» **Problem details**
Repeat back every line of the data, exactly.

» **Data to examine**
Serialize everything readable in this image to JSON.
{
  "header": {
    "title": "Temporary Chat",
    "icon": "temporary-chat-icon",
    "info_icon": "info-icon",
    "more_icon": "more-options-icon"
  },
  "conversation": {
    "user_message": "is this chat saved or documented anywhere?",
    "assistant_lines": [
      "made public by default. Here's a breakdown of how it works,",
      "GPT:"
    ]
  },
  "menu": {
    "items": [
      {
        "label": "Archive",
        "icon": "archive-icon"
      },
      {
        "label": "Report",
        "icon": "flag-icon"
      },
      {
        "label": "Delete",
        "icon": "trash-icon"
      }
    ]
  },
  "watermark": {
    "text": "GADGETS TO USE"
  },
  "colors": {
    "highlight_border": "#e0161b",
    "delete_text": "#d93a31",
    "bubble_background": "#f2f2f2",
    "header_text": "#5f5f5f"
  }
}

» **Problem solution**
Serialize everything readable in this image to JSON.
{
  "header": {
    "title": "Temporary Chat",
    "icon": "temporary-chat-icon",
    "info_icon": "info-icon",
    "more_icon": "more-options-icon"
  },
  "conversation": {
    "user_message": "is this chat saved or documented anywhere?",
    "assistant_lines": [
      "made public by default. Here's a breakdown of how it works,",
      "GPT:"
    ]
  },
  "menu": {
    "items": [
      {
        "label": "Archive",
        "icon": "archive-icon"
      },
      {
        "label": "Report",
        "icon": "flag-icon"
      },
      {
        "label": "Delete",
        "icon": "trash-icon"
      }
    ]
  },
  "watermark": {
    "text": "GADGETS TO USE"
  },
  "colors": {
    "highlight_border": "#e0161b",
    "delete_text": "#d93a31",
    "bubble_background": "#f2f2f2",
    "header_text": "#5f5f5f"
  }
}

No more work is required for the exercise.